Therapy-related acute myeloid leukemia (t-AML) and therapy-related myelodysplastic syndrome (t-MDS) are well-recognized complications of cytotoxic chemotherapy and/or radiotherapy. Compared to de novo AML, there is a higher incidence of TP53 mutations, abnormalities of chromosomes 5 or 7, and complex cytogenetics in t-AML. The response to chemotherapy is also reduced compared to de novo AML, and long-term remissions are rare. From a pathogenesis perspective, the key difference between de novo AML and t-AML is the prior exposure of t-AML patients to cytotoxic therapy during treatment of their primary cancer. We previously reported the initial findings of our study to sequence the genome of 22 cases of t-AML (Ramsingh et al, Abstract #784, 2012). These data were compared to the genomic sequence of 49 cases of de novo AML (TCGA, NEJM, 2013). Surprisingly, the data showed that the total number of somatic single nucleotide variants (SNVs) and the percentage of transversions (which are associated with chemotherapy-induced DNA damage) were similar in t-AML and de novo AML. Thus, there is no evidence that chemotherapy induces genome-wide DNA damage in t-AML.
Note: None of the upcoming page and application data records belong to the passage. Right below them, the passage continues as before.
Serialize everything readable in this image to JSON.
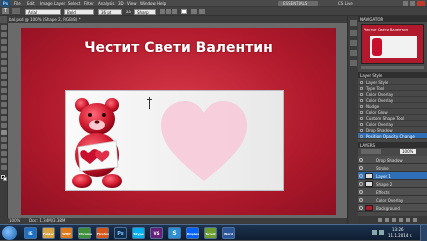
{
  "app": {
    "logo": "Ps",
    "workspace_button": "ESSENTIALS",
    "cslive": "CS Live"
  },
  "menu": [
    "File",
    "Edit",
    "Image",
    "Layer",
    "Select",
    "Filter",
    "Analysis",
    "3D",
    "View",
    "Window",
    "Help"
  ],
  "options_bar": {
    "font_family": "Arial",
    "font_style": "Bold",
    "font_size": "36 pt",
    "aa": "aa",
    "aa_mode": "Sharp"
  },
  "document": {
    "tab": "bal.psd @ 100% (Shape 2, RGB/8) *",
    "title": "Честит Свети Валентин",
    "status": "Doc: 1.34M/3.38M",
    "zoom": "100%",
    "colors": {
      "bg": "#b01a2c",
      "title": "#ffffff",
      "heart": "#f6c6d6"
    }
  },
  "panels": {
    "navigator_tab": "NAVIGATOR",
    "navigator_thumb_text": "Честит Свети Валентин",
    "styles_header": "Layer Style",
    "styles": [
      "Layer Style",
      "Type Tool",
      "Color Overlay",
      "Color Overlay",
      "Nudge",
      "Color Glow",
      "Custom Shape Tool",
      "Color Overlay",
      "Drop Shadow",
      "Position Opacity Change"
    ],
    "layers_tab": "LAYERS",
    "layers_opacity": "100%",
    "layers": [
      {
        "name": "Drop Shadow",
        "sub": true
      },
      {
        "name": "Stroke",
        "sub": true
      },
      {
        "name": "Layer 1",
        "selected": true
      },
      {
        "name": "Shape 2",
        "sub": false
      },
      {
        "name": "Effects",
        "sub": true
      },
      {
        "name": "Color Overlay",
        "sub": true
      },
      {
        "name": "Background",
        "sub": false
      }
    ]
  },
  "taskbar": {
    "apps": [
      "IE",
      "Folder",
      "WMP",
      "Chrome",
      "Firefox",
      "Ps",
      "Skype",
      "VS",
      "S",
      "Dropbox",
      "Torrent",
      "Word"
    ],
    "tray_time": "13:26",
    "tray_date": "11.1.2014 r."
  }
}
We extended this data set by sequencing 149 genes of interest in an additional 89 patients with t-AML/t-MDS. Mutations of TP53 were the most frequent (31.5%), and TP53 was the only gene mutated at a higher frequency in t-AML or t-MDS compared with de novo AML or MDS respectively. The mechanism by which TP53 mutations are selectively enriched in t-AML/t-MDS is unclear. Since t-AML/t-MDS has a similar mutation burden compared to de novo AML, it is not likely that chemotherapy directly induces TP53 mutations. We recently reported that individual HSCs accumulate somatic mutations as a function of age. By age 50, there are on average 5 coding gene mutations per HSC clone (Welch et al, Cell, 2012). As it is estimated that there are 10,000 HSCs in humans, it is possible that HSC clones harboring aging-related TP53 mutations are present in a subset of healthy individuals. Based on these observations, we propose a model in which rare TP53 mutant-bearing HSC clones have a selective growth advantage in patients undergoing chemotherapy. This results in their clonal expansion, with additional mutations in the HSC clone undoubtedly required for full leukemic transformation. This model predicts that TP53 mutations are present in many patients years prior to the development of t-AML/t-MDS. To test this prediction, we developed a next generation sequencing technique able to detect rare subclones harboring TP53 mutations to as low as 1 in 1,000 cells. We identified 7 cases of t-AML/t-MDS with specific TP53 mutations for whom we had blood or bone marrow banked 3-10 years prior to the development of t-AML/t-MDS. The specific TP53 mutations were detected in two cases. In patient UPN 530447, bi-allelic mutations of TP53 were identified in mobilized peripheral blood leukocytes 6 years prior to the development of t-AML at frequencies of 0.5 and 0.7%. In patient UPN 341666, a heterozygous TP53 mutation was identified in mobilized peripheral blood leukocytes 3 years prior to t-MDS diagnosis at a frequency of 0.1%. In at least some cases, we have clear evidence that the TP53 mutations occurred prior to the acquisition of other driver mutations or the development of cytogenetic abnormalities. To directly test the hypothesis that TP53 mutations confer a clonal advantage after chemotherapy, we generated mixed bone marrow chimeras containing wild type and Tp53+/- cells. No clonal advantage of Tp53+/- cells was identified in untreated chimeras. However, upon treatment with N-ethyl-N-nitrosourea, Tp53+/- HSCs had a significant growth advantage. Collectively, these data suggest that HSCs that acquire heterozygous TP53 mutations as a function of normal aging may be selected for in the presence of cytotoxic therapy. This provides a potential mechanism for the high incidence of TP53 mutations in t-AML/t-MDS. The early acquisition of TP53 mutations in the founding clone likely contributes to the frequent cytogenetic abnormalities and poor response to chemotherapy that are typical of t-AML/t-MDS.
Welch:Eisai: Research Funding.
Asterisk with author names denotes non-ASH members.